Description of the task:
From the entries that follow, copy each line in which "Kids" appears.
--- Working data ---
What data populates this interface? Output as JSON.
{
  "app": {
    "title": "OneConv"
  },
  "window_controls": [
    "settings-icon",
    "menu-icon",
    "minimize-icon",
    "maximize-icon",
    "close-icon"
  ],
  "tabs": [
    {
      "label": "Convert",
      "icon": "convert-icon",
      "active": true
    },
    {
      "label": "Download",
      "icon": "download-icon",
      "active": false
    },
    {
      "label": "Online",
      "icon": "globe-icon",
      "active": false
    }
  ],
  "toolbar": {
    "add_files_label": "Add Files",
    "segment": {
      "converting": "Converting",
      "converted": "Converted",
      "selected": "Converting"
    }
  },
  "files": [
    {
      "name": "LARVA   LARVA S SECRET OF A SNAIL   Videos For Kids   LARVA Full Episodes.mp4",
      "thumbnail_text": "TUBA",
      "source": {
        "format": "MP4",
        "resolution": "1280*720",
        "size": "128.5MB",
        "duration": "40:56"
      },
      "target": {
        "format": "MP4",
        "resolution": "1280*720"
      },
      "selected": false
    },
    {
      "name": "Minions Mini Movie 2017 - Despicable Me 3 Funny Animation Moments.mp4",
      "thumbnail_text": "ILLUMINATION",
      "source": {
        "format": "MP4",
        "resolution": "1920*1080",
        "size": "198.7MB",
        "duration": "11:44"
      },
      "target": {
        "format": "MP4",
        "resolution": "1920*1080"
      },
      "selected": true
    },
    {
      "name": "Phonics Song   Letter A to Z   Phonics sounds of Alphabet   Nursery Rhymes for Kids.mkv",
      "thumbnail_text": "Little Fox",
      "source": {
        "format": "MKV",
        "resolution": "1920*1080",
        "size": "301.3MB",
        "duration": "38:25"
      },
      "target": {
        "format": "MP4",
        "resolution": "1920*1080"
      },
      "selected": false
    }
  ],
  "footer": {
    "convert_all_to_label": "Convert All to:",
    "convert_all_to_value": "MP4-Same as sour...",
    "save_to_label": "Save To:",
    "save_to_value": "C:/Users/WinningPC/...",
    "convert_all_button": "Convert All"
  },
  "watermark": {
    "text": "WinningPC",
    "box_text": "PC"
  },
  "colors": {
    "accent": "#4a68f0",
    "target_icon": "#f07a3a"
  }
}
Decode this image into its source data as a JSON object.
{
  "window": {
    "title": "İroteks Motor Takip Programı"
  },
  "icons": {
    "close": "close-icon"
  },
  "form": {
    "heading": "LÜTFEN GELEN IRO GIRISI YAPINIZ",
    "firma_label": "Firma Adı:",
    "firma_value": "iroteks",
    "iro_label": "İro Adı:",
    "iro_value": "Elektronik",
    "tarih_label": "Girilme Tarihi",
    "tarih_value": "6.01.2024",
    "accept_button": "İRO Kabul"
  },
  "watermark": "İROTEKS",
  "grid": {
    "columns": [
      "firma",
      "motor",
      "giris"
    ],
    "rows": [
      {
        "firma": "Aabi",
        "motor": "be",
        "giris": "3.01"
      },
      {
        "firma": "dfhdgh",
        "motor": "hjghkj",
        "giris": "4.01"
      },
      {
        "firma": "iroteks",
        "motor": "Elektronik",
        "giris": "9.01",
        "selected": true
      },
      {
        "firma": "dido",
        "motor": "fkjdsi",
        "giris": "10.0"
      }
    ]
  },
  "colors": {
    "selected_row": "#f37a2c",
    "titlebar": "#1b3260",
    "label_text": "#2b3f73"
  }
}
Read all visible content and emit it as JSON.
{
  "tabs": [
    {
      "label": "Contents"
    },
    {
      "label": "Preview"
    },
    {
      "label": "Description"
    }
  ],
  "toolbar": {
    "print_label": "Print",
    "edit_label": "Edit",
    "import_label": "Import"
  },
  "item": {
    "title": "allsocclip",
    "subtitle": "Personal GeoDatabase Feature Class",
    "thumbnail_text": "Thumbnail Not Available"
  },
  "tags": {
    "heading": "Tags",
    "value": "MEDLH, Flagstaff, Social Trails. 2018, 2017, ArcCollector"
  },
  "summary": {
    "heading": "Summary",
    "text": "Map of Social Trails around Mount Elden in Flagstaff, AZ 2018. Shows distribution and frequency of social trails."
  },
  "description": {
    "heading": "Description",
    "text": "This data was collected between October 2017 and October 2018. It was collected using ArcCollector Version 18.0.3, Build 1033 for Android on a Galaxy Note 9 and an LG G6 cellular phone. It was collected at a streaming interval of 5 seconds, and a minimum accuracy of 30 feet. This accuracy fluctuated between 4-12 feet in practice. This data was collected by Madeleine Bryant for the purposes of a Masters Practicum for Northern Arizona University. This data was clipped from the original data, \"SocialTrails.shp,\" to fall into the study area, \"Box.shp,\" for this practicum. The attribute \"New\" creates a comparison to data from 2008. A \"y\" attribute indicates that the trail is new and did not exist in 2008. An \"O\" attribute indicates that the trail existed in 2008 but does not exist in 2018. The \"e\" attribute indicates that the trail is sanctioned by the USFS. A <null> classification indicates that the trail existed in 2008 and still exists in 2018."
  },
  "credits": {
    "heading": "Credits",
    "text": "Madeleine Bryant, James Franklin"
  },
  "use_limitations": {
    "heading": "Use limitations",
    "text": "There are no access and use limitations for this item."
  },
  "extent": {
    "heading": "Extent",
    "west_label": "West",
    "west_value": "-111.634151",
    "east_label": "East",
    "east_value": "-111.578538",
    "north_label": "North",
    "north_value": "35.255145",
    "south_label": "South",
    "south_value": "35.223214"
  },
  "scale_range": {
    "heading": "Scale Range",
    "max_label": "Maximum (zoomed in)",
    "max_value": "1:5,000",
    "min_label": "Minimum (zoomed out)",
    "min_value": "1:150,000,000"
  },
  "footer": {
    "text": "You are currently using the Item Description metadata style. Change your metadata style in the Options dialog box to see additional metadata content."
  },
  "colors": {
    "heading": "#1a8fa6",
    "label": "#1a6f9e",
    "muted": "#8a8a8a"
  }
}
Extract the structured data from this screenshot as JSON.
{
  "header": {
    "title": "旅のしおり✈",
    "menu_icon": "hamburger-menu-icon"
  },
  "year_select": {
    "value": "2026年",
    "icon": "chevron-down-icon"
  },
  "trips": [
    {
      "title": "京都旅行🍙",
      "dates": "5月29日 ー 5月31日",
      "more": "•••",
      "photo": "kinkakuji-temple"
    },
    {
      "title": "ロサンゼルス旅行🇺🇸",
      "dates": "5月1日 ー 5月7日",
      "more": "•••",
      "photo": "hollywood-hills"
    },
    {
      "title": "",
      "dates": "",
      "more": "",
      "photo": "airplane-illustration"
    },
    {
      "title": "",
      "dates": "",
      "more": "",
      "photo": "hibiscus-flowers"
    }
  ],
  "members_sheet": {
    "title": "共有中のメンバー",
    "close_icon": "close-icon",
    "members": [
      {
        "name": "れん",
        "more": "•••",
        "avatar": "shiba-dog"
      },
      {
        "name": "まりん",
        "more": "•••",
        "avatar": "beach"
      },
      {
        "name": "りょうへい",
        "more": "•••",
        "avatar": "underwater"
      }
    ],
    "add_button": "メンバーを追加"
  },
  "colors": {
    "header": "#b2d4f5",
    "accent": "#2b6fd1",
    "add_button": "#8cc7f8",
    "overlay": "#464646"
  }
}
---
Result:
      "name": "LARVA   LARVA S SECRET OF A SNAIL   Videos For Kids   LARVA Full Episodes.mp4",
      "name": "Phonics Song   Letter A to Z   Phonics sounds of Alphabet   Nursery Rhymes for Kids.mkv",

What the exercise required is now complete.